** Opening Provided data block **

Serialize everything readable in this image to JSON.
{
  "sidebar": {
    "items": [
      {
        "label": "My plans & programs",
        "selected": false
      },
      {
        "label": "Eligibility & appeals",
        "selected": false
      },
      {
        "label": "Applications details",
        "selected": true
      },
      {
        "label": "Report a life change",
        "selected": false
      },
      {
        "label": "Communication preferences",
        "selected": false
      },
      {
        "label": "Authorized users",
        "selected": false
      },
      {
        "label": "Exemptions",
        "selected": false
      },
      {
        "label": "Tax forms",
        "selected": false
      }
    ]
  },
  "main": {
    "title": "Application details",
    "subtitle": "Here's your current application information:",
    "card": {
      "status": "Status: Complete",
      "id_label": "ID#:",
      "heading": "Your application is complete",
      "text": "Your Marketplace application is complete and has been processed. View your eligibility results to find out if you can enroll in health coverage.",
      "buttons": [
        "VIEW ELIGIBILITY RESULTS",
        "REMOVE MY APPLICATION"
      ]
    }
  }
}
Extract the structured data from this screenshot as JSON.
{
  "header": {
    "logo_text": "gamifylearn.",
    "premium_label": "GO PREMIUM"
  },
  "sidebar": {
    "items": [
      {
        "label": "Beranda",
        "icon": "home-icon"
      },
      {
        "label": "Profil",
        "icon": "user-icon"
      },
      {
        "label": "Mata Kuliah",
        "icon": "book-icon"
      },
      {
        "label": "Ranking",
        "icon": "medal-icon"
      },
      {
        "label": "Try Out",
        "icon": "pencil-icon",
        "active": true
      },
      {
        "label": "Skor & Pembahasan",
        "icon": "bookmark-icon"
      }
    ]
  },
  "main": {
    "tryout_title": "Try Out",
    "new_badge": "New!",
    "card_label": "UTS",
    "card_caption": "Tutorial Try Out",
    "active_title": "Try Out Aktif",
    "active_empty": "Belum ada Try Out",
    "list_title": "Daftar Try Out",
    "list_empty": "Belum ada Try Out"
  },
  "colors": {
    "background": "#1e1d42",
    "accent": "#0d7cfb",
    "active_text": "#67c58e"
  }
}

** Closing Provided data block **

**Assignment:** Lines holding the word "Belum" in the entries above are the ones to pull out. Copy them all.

**Answer to the exercise:**
    "active_empty": "Belum ada Try Out",
    "list_empty": "Belum ada Try Out"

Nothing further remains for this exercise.